A hundred and eight suitors have taken over the house of Penelope and Telemachus. These characters are essential for the development of the poem. After Odysseus left for a prolonged time, a group of men surrounded his wife. Homer called these men suitors. The suitors were selfish and rude. These people would arrive at the house of Penelope and Telemachus, especially while Odysseus was away.
People believed that Odysseus is dead. Thus, a lot of men thought about asking for Penelope’s hand. However, she did not give in to the provocations. She stated, “Three whole years, I deceived them blind.” Penelope hoped that Odysseus is alive. She did not trust the suitors. These characters are generally called the suitors during the poem. It helps identify them as an oppressive power that Penelope and Telemachus must confront. In the Odyssey, the audience only learns the names of several main suitors. Homer presents them as the most significant in the story.
For example, Amphinomus is the most sympathetic of all the suitors. He voted against the plan of killing Telemachus. On the other hand, Antinous was the most selfish and arrogant suitor. He desired to defeat Telemachus and occupy the palace. He is the first suitor to be murdered by Odysseus.
The suitors were breaking all the established rules of ancient courting manners. They were eating the household’s food and sleeping with servants.
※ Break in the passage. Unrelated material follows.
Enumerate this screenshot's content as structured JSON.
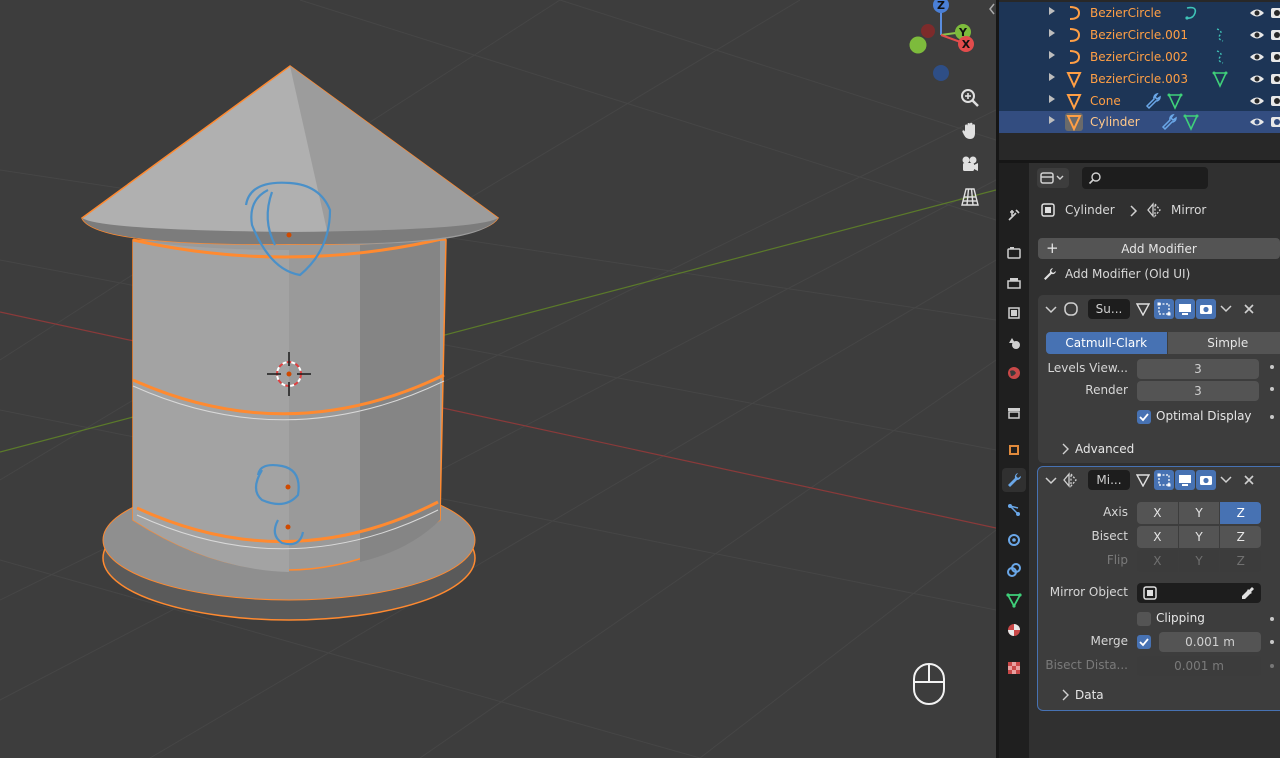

Most importantly, they were forcefully trying to occupy Odysseus’ place. They wanted to make Penelope give up waiting for him and marry one of them.